|4:1 balun for 160 to 10
By Clay Wynn
Stack two T-80-2 powdered iron toroid cores together.
Use super glue, or some other means to hold the two cores together.
The powdered iron cores should be tumbled smooth during manufacture
so no protective wrapping is necessary. You may want to wrap the
cores with tape to stabilize the wire during the winding operation.
I did not use tape but took extra care and time on the
Two T-80-2 Iron Powder Toroids,
Red. (Oak Hills Research, 10 for $3.60)
inches of blue 30 gauge wire wrap wire. (Radio
40 inches of white 30
gauge wire wrap wire. (RS-278-502)
jack, or substitute your favorite
Two binding posts, or
substitute your favorite, Pkg. of 4
Enclosure 3 1/4" x 2 1/8"
x 1 1/8", plenty of room (RS-270-230)
Using two colors of wire helps keep track of the
connections after winding. Wind 23 evenly spaced bifilar
turns, white wire parallel and adjacent to blue wire. That's
23 white turns, 23 blue turns, white and blue wound
simultaneously. Leave an approx. 4 inch tail at the start and finish
of the windings. Space the turns so that the distance on the core
between the start turn and the end turn is approx. 1/4 inch.

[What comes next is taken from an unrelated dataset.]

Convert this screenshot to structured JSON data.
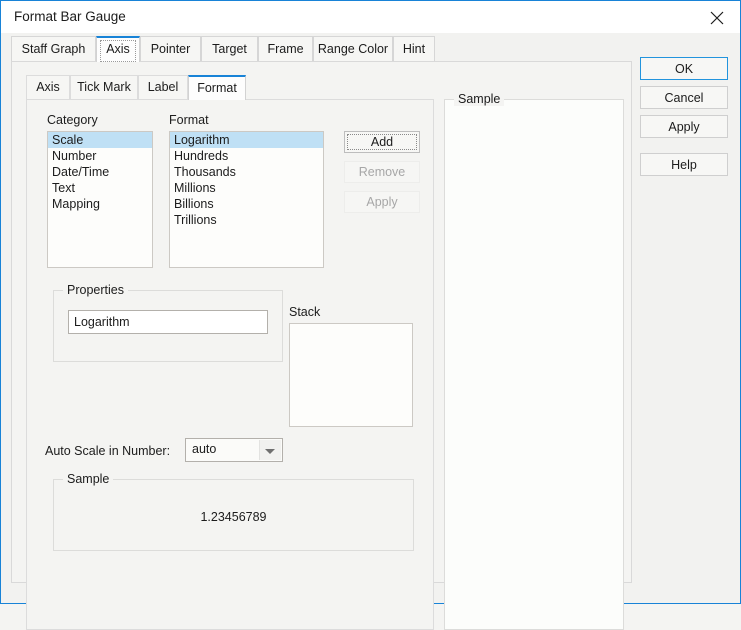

Drill
the holes and mount the jack and binding posts on the enclosure.
and strip the white wire on the starting pair tail and the blue
wire on the ending pair tail. Leave enough to twist together, and
solder to a common ground strap. I used a 3 inch long piece of
solder wick braid for the ground strap. Any kind of hook up wire
will do. The wire wrap insulation is tough, so use an Exacto knife
or razor blade to strip the wire before soldering. Trim to fit and
solder the blue tail of the start turn to one of the binding posts,
likewise the white tail of the ending turn to the other binding
post. Take care not to nick the copper when stripping the
Using a piece of insulated hook up wire, solder one
end to the center conductor of the BNC Jack, the other end to one of
the binding posts. Now one of the binding posts will share a
connection with the wire from the BNC center conductor and a wire
from the balun winding. The other end of the ground strap is
soldered to the shell of the BNC panel jack. Some ASCII art is
attached that shows the wiring connections. If the wiring
arrangement is still unclear, consult the literature on baluns.
dressing the leads, the balun is mechanically attached to the
side of the plastic box. I used a hot melt glue gun and the clear
elastomer sticks. I carefully placed the nozzle of the gun in the
center hole of the balun and built up an inverted mushroom column of
clear elastomer, slowly extracting the gun and feeding the melt
until flush with the top of the balun. Choose any technique that
best suits you. Simply packing the enclosure with scraps of
polyurethane foam sponge would probably work.
The size of
toroid core was chosen to allow the balun to be housed in a pill
bottle or a plastic 35mm film cannister, although this involves a
little more "ship-in-the-bottle" construction planning. The toroid
winding is self-shielding, so practically any material for the
enclosure will do. Powdered iron vs. ferrite is a little more
forgiving if you forget and dump 100 watts through the QRP balun
like I have been known to do.
If you use an all metal enclosure,
additional care must be taken to insulate the binding posts from the
metal. Insulating washers are provided with the RS parts. One
problem with plastic material is that parts mounted solely with a
threaded shell and one nut, like the BNC jack, eventually will
loosen. This may be an important consideration for field rugged
A number of
experiments were done with different wire size, insulation
thickness, number of turns, and number of cores to arrive at the
above configuration. 23 turns are not that critical.
Somewhere between 21 - 24 turns will suffice.
Performance of the
balun is good from 160 to 10 meters. I've used it up to 10 watts
carrier power with good power transfer and no detectable core
heating. Computed ohmic losses are less than 50 milliwatts at 5
watts input. The balun and enclosure assembly specified will fit in
a shirt pocket and weighs 2 oz.